This article was first published in the Global Investor Group Collateral Guide 2023
The current challenges to ledger interoperability stem primarily from the way distributed ledger technology has evolved. The combination of different data structures, technology stacks and approaches to achieving consensus has resulted in a variety of ecosystems being designed across the financial services sector.
Achieving consensus is one specific challenge for interoperability across private blockchain networks. Hand off workflows need to be agreed and orchestrated, transition states need to be perfectly aligned and synchronised, and resilience levels need to remain intact across all aspects of the transaction flow.
None of these items are impossible to solve. But for transactions at HQLAᵡ where billions of dollars of securities can be exchanged at precise moments in time, these are specific touchpoints that need to be assessed and implemented diligently if participants are to gain confidence in future interoperable use cases.
Legal compatibility is also critical to facilitating interoperability across ledgers as rulebooks will need to ensure alignment on scenarios such as insolvency and default as well as other edge cases. The good news here is that HQLAᵡ is making great progress on addressing these challenges with the specific ledgers that it has chosen to partner with.
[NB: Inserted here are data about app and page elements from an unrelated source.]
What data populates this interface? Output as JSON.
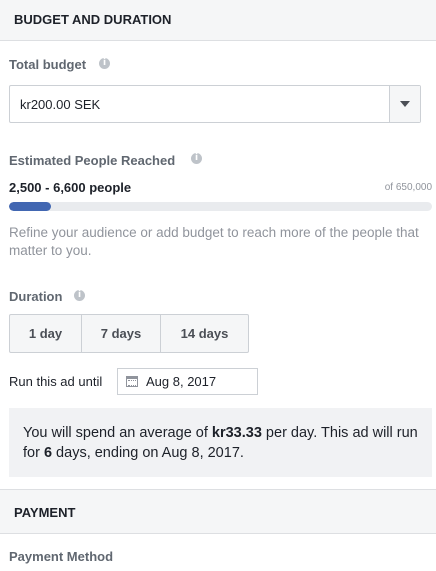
{
  "budget_section": {
    "title": "BUDGET AND DURATION",
    "total_budget": {
      "label": "Total budget",
      "value": "kr200.00 SEK",
      "info_icon": "info-icon"
    },
    "reach": {
      "label": "Estimated People Reached",
      "range": "2,500 - 6,600 people",
      "total": "of 650,000",
      "progress_fraction": 0.1,
      "bar_color": "#4267b2",
      "hint": "Refine your audience or add budget to reach more of the people that matter to you."
    },
    "duration": {
      "label": "Duration",
      "options": [
        "1 day",
        "7 days",
        "14 days"
      ],
      "run_until_label": "Run this ad until",
      "end_date": "Aug 8, 2017",
      "calendar_icon": "calendar-icon"
    },
    "summary": {
      "p1": "You will spend an average of ",
      "amount": "kr33.33",
      "p2": " per day. This ad will run for ",
      "days": "6",
      "p3": " days, ending on Aug 8, 2017."
    }
  },
  "payment_section": {
    "title": "PAYMENT",
    "method_label": "Payment Method"
  }
}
However, one size doesn’t necessarily fit all and although many of the challenges to ledger interoperability can be resolved with standardisation, this doesn’t mean that we should all move towards a single blockchain solution. In the securities finance space, the industry is aiming to reach common agreement on three key themes.
The first is the development of cross chain standards that would allow different DLT networks to share data more easily. Many blockchain technology providers recognise this and enterprise level cross chain specifications - leveraging either peer-to-peer or intermediary solutions - have begun to evolve in earnest as a result.
The second key theme is to develop multi-asset or multi-token transaction solutions. At HQLAᵡ the initial set of use cases has focused on the development of a delivery vs delivery mechanism that allows the ownership of baskets of securities held at different locations to be transferred at precise moments in time on a single ledger.
As we move forward with our solution maturity, we have noted that clients are encouraging us to explore use cases where a basket of collateral on one ledger can be exchanged for a basket of collateral or cash on another, thereby increasing the reach and benefit of our digital collateral records.
Finally, we also think that getting more clarity around the regulation and governance of DLT networks will help the industry achieve higher adoption levels and greater interoperability.
All firms building out a digital strategy are focused on two objectives:
Whilst existing single ledger solutions can achieve both of these objectives, we feel that interoperability between networks and across ledgers will reach a level of maturity over the next five years that will enable enterprise transaction volumes to grow with greater certainty and momentum.
In the securities finance space, this will certainly evolve rapidly between private chains, in particular those that have common sets of investors with matching ambitions, as well as across specialist ledgers with complementary use cases.
In the next two to three years specifically, we feel that clients will intensify their focus on ledger solutions that are able to offer multi-product compatibility and therefore maximise benefit vs spend for stakeholders. This in turn will see many single ledger solution providers consider interoperability arrangements as a matter of priority.
From a macro-political perspective, regulators will continue to play a role in how quickly DLT technology is adopted across a wider range of firms, in particular if further clarity is offered around the treatment of digital technology as well as digital assets. This will undoubtedly influence the number of interoperating ledgers and the related network effect.
In the collateral management space, most banks are focused on optimising their inventory as efficiently as possible whilst ensuring control over costs. For this reason, we feel that solutions like those offered by HQLAᵡ will increase collateral velocity for participants as well as help to reduce the number of cross-custodian realignments.
As new interoperability opportunities arise, firms will recognise that they have the ability to manage decentralised pools of collateral and liquidity using a single wallet system. This in turn will provide firms with more visibility over asset usage and availability which in turn will create even more opportunities to mobilise assets on a same-day or even an intra-day basis as these markets start to develop.